Throughout the day, crews rushed to clear drains before the temperatures fell below zero on Thursday night.

Brent Grant, the assistant manager of roadway operations for the City of Fredericton, said his team does daily maintenance to keep road drains clear, but when snow is immediately followed by heavy rain it presents a challenge.

"What's happening is when we have to go and plow at five o'clock in the morning, two nights in a row, and then it turns to rain, you know, five hours later, anything our plows have plowed off the road has covered up the drains again," he said.

Roger Cosman/CBC
Roger Cosman/CBC

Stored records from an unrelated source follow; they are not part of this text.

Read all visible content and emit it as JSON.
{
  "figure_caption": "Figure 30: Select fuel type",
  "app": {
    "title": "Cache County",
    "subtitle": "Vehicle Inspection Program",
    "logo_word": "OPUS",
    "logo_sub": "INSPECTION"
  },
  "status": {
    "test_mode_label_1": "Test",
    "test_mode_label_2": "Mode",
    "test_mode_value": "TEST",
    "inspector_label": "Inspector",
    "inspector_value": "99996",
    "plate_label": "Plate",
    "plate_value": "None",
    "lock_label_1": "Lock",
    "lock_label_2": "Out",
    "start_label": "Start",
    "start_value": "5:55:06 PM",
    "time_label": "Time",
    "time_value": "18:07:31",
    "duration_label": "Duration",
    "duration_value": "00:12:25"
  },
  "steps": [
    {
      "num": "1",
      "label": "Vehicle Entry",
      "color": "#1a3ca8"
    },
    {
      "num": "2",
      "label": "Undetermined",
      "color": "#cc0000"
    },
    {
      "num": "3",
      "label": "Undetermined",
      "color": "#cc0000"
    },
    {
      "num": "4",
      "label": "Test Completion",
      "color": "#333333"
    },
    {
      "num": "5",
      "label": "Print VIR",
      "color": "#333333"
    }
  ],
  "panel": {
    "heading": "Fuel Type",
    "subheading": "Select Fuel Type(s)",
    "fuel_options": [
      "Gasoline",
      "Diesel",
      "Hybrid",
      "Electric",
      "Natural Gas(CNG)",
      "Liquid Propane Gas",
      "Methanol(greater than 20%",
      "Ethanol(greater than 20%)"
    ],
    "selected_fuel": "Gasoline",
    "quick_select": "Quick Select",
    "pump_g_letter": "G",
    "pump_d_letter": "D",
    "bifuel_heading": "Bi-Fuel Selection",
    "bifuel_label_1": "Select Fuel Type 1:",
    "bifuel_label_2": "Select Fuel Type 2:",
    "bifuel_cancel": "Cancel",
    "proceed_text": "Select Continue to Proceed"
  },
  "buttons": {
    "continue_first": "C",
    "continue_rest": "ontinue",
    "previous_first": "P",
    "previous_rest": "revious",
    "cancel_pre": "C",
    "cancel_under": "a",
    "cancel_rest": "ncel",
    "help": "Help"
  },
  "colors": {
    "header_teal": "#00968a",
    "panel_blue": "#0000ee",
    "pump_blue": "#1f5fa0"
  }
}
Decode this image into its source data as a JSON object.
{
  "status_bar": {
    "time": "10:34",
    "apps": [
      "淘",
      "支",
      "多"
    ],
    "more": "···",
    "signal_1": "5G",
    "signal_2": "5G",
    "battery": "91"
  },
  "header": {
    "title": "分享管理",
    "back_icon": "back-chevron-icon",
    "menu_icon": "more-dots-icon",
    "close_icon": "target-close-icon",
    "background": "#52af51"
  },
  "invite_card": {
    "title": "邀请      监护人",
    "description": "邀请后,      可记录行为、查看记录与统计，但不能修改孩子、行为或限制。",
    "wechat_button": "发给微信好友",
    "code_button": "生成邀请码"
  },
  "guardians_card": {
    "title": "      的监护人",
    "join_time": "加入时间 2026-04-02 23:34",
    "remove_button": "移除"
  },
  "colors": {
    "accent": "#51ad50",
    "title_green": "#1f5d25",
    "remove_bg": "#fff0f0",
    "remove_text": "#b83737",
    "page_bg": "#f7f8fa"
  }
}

This weather system brought snow, ice pellets, rain and a mix of all three to different parts of New Brunswick overnight and throughout the day Thursday.

Still driving conditions are not ideal, with many northern roads snow-covered, according to the province's 511 road conditions site.

Cleanup will continue as the north received snow overnight and into the day on Thursday.

All New Brunswick schools were closed Thursday, with some students on their third snow day this week.

Slush has to be cleared

In Fredericton, it was a matter of clearing slush from the drains, Grant said. But without the daily maintenance, he said the city would be in a much worse situation, with the possibility of built-up ice covering the drains.

The pools of water had 45 to 55 people with equipment out working. He called the work a race against Mother Nature.

The toughest chore going forward will be the sidewalks, said Grant. Since the snow piles up against street curbs when plowed, this means the water on sidewalks won't have anywhere to drain.

WATCH | Second winter storm this week floods roadways:

"It's just a complete freeze, thaw over and over and over again and salt — all that does is melt it in the day and freeze it at night."

He said crews will sand the sidewalks to have them walkable, but getting it done "can't happen at the snap of a finger."

With this being the second storm of the week, Grant said crews are tired since their team consists of "one body for each seat," which includes plows and salt trucks.

"These people that are out here trying to do this work, they have to shovel their own driveways too, they like to enjoy the streets and sidewalks as safe as possible, and they're doing their best," said Grant.

"We just need people to be more patient and understanding ... we do have a lot of our citizens [who] are very supportive of us. But you know, some aren't and that's always disappointing for my crew."

Tim O'Reilly, the director of public works for the City of Saint John, said the city saw problems similar to Fredericton, with snow packing the drains which then caused pooling.

He said there are some locations that typically flood, but others that are more unusual because of the covered catch basins.

Patrick Lacelle/Radio-Canada
Patrick Lacelle/Radio-Canada

With the temperature dropping, O'Reilly said he expects icy conditions overnight and into Friday on roads and sidewalks. But he said crews will be taking care of the roads overnight and a sidewalk maintenance crew is already scheduled to come in Friday to address the sidewalks.

He said the back-to-back storms posed an additional hurdle.

"It does create a challenge of getting it over and dealt with on the first storm before you get the next storm," he said.

Environment Canada shows flurries and rain in parts of northern New Brunswick, along with high winds, which could cause blowing snow.

Central and southern regions show rain turning into flurries and ending by midnight.

At one point during the day, more than 3,000 N.B. customers were without power, but as of Thursday evening, fewer than 200 customers were waiting to be reconnected.